— Task prompt —
Everything in the records below goes into the copy exactly, except the pictures.

— Provided entries —
- - -
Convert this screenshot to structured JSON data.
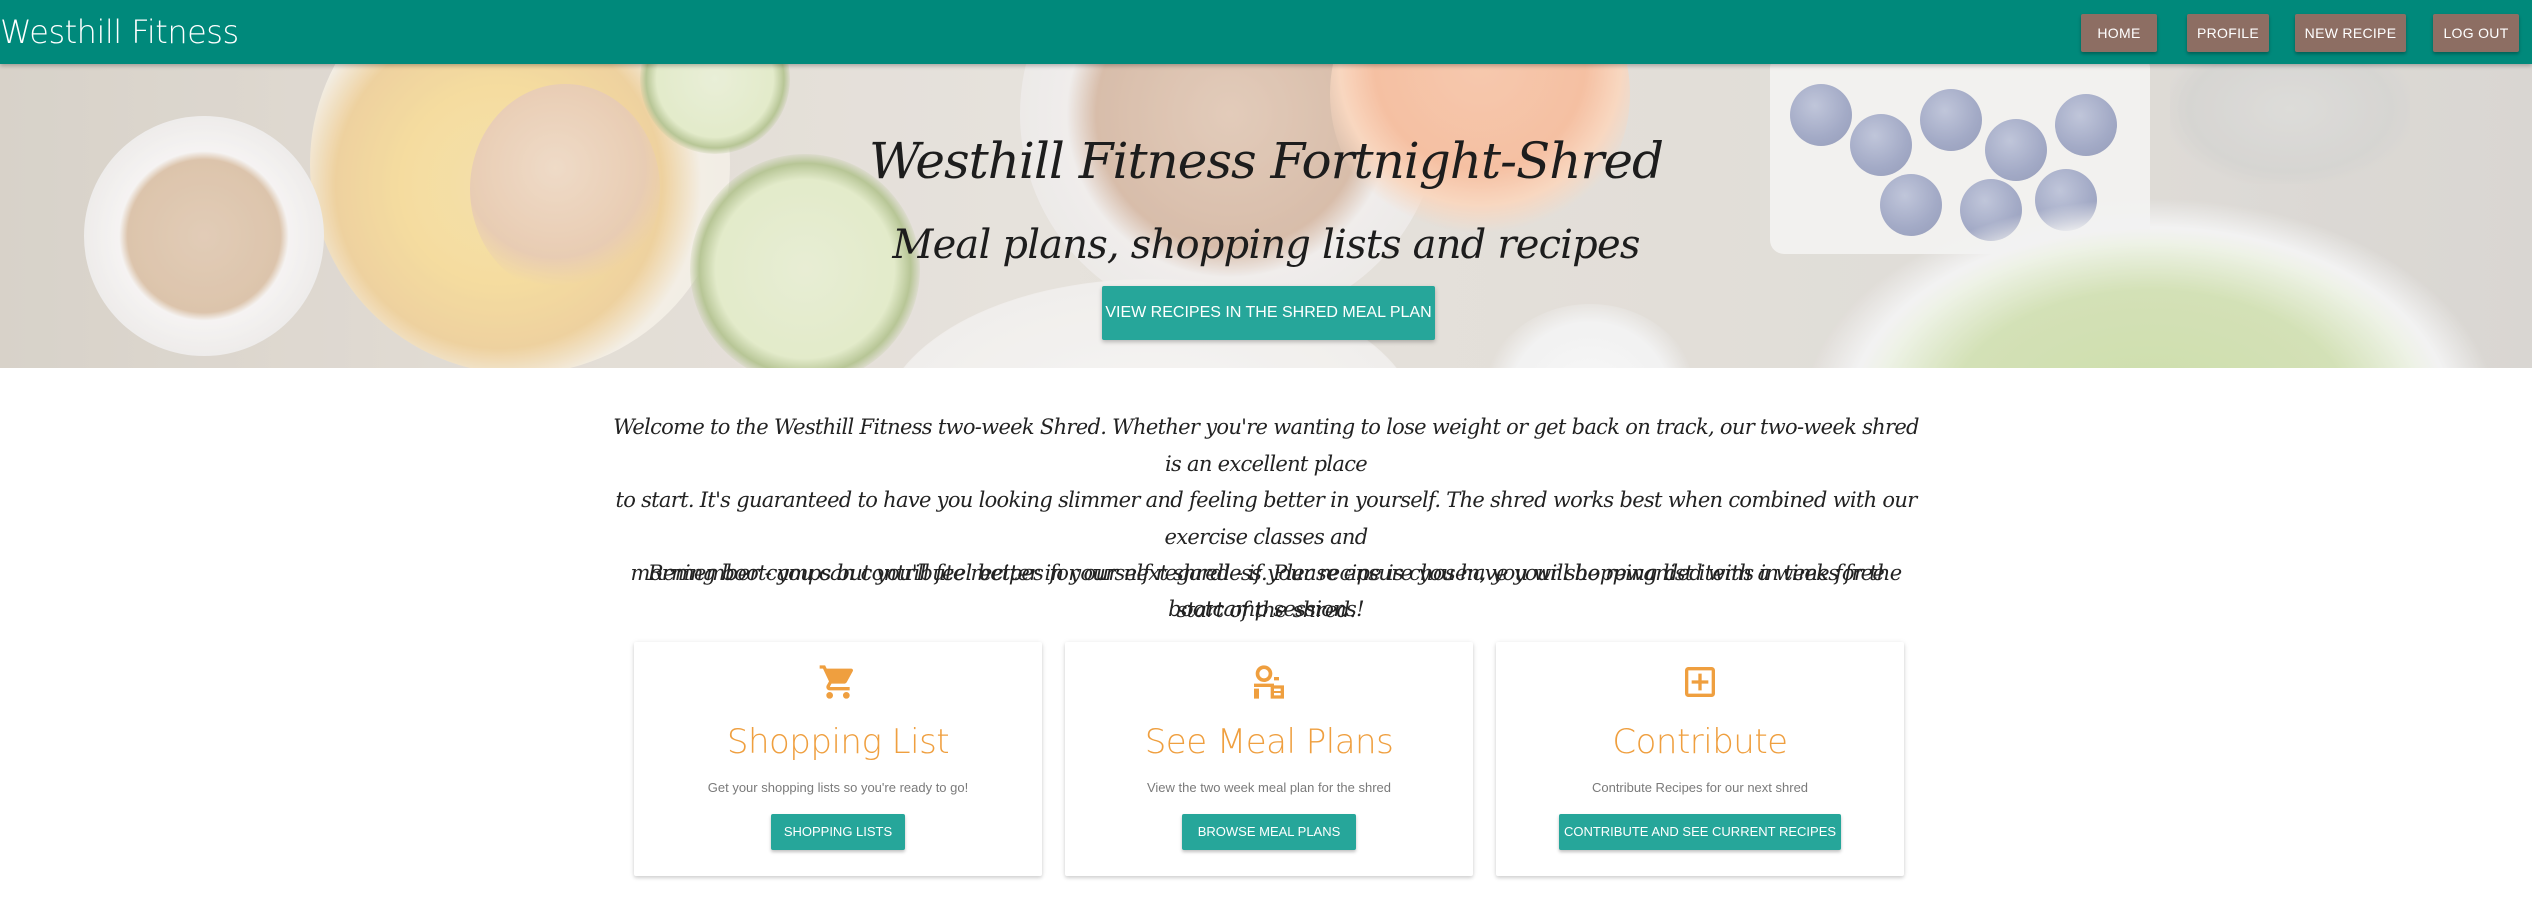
{
  "nav": {
    "brand": "Westhill Fitness",
    "links": [
      "HOME",
      "PROFILE",
      "NEW RECIPE",
      "LOG OUT"
    ]
  },
  "hero": {
    "title": "Westhill Fitness Fortnight-Shred",
    "subtitle": "Meal plans, shopping lists and recipes",
    "button": "VIEW RECIPES IN THE SHRED MEAL PLAN"
  },
  "intro": {
    "lines": [
      "Welcome to the Westhill Fitness two-week Shred. Whether you're wanting to lose weight or get back on track, our two-week shred is an excellent place",
      "to start. It's guaranteed to have you looking slimmer and feeling better in yourself. The shred works best when combined with our exercise classes and",
      "morning bootcamps but you'll feel better in yourself regardless. Please ensure you have your shopping list items in time for the start of the shred."
    ],
    "remember": "Remember - you can contribute recipes for our next shred - if your recipe is chosen, you will be rewarded with a weeks free bootcamp sessions!"
  },
  "cards": [
    {
      "icon": "shopping-cart-icon",
      "title": "Shopping List",
      "description": "Get your shopping lists so you're ready to go!",
      "button": "SHOPPING LISTS"
    },
    {
      "icon": "meal-plan-icon",
      "title": "See Meal Plans",
      "description": "View the two week meal plan for the shred",
      "button": "BROWSE MEAL PLANS"
    },
    {
      "icon": "add-box-icon",
      "title": "Contribute",
      "description": "Contribute Recipes for our next shred",
      "button": "CONTRIBUTE AND SEE CURRENT RECIPES"
    }
  ],
  "colors": {
    "navbar": "#00897b",
    "nav_button": "#8d6e63",
    "primary_button": "#26a69a",
    "card_accent": "#ef9f3f"
  }
}
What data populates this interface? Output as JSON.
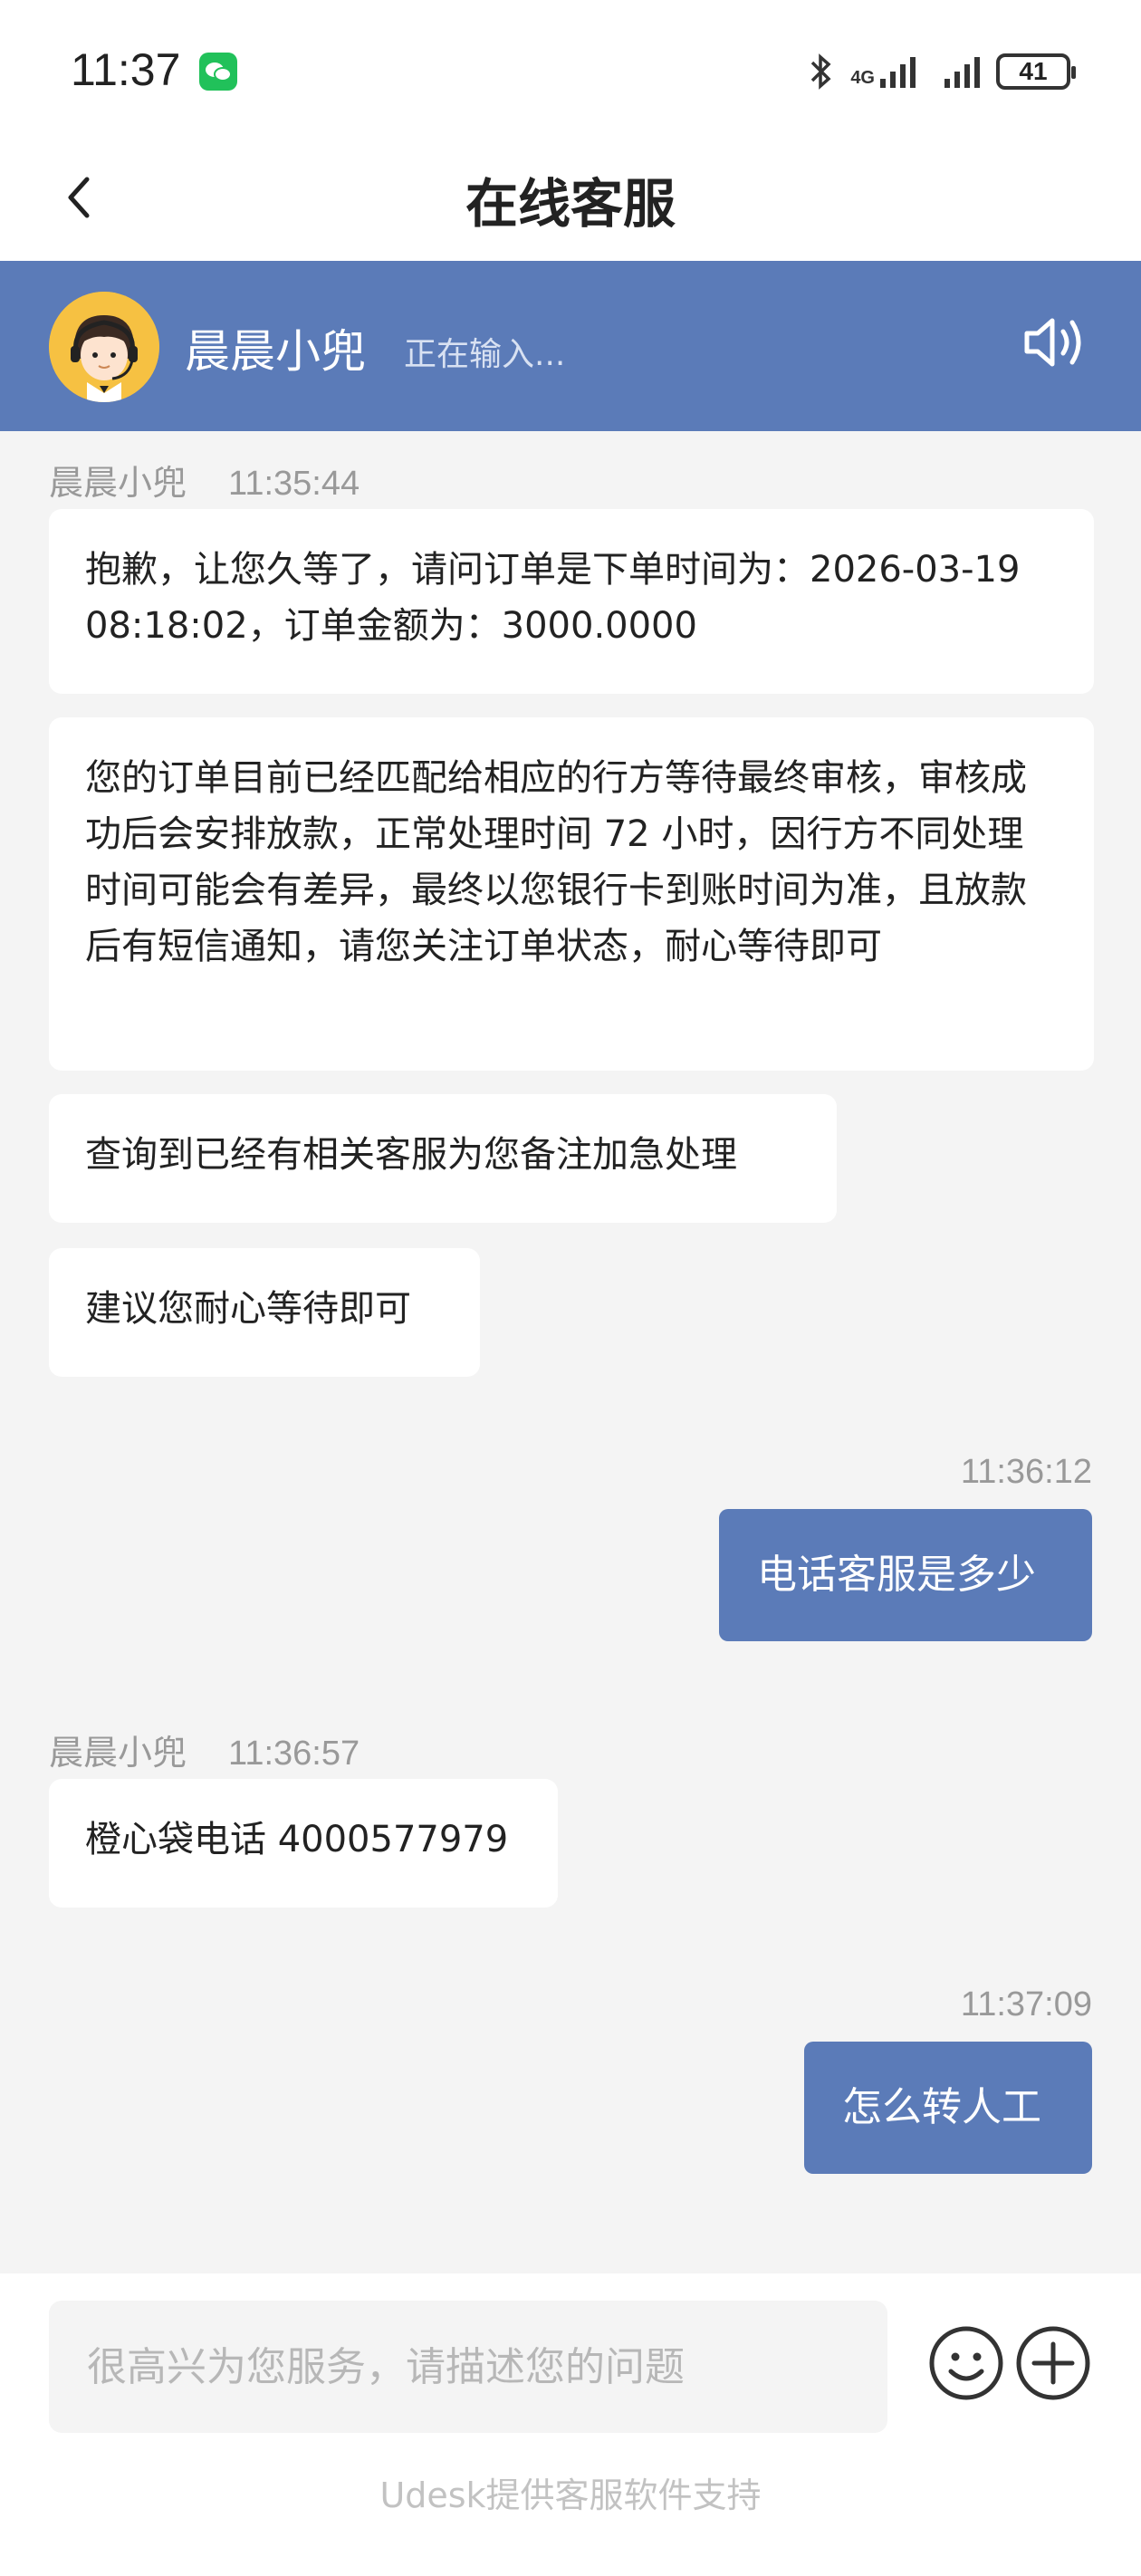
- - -
— Output for this exercise —
Convert this screenshot to structured JSON data.
{
  "nav": {
    "brand": "Westhill Fitness",
    "links": [
      "HOME",
      "PROFILE",
      "NEW RECIPE",
      "LOG OUT"
    ]
  },
  "hero": {
    "title": "Westhill Fitness Fortnight-Shred",
    "subtitle": "Meal plans, shopping lists and recipes",
    "button": "VIEW RECIPES IN THE SHRED MEAL PLAN"
  },
  "intro": {
    "lines": [
      "Welcome to the Westhill Fitness two-week Shred. Whether you're wanting to lose weight or get back on track, our two-week shred is an excellent place",
      "to start. It's guaranteed to have you looking slimmer and feeling better in yourself. The shred works best when combined with our exercise classes and",
      "morning bootcamps but you'll feel better in yourself regardless. Please ensure you have your shopping list items in time for the start of the shred."
    ],
    "remember": "Remember - you can contribute recipes for our next shred - if your recipe is chosen, you will be rewarded with a weeks free bootcamp sessions!"
  },
  "cards": [
    {
      "icon": "shopping-cart-icon",
      "title": "Shopping List",
      "description": "Get your shopping lists so you're ready to go!",
      "button": "SHOPPING LISTS"
    },
    {
      "icon": "meal-plan-icon",
      "title": "See Meal Plans",
      "description": "View the two week meal plan for the shred",
      "button": "BROWSE MEAL PLANS"
    },
    {
      "icon": "add-box-icon",
      "title": "Contribute",
      "description": "Contribute Recipes for our next shred",
      "button": "CONTRIBUTE AND SEE CURRENT RECIPES"
    }
  ],
  "colors": {
    "navbar": "#00897b",
    "nav_button": "#8d6e63",
    "primary_button": "#26a69a",
    "card_accent": "#ef9f3f"
  }
}
What data populates this interface? Output as JSON.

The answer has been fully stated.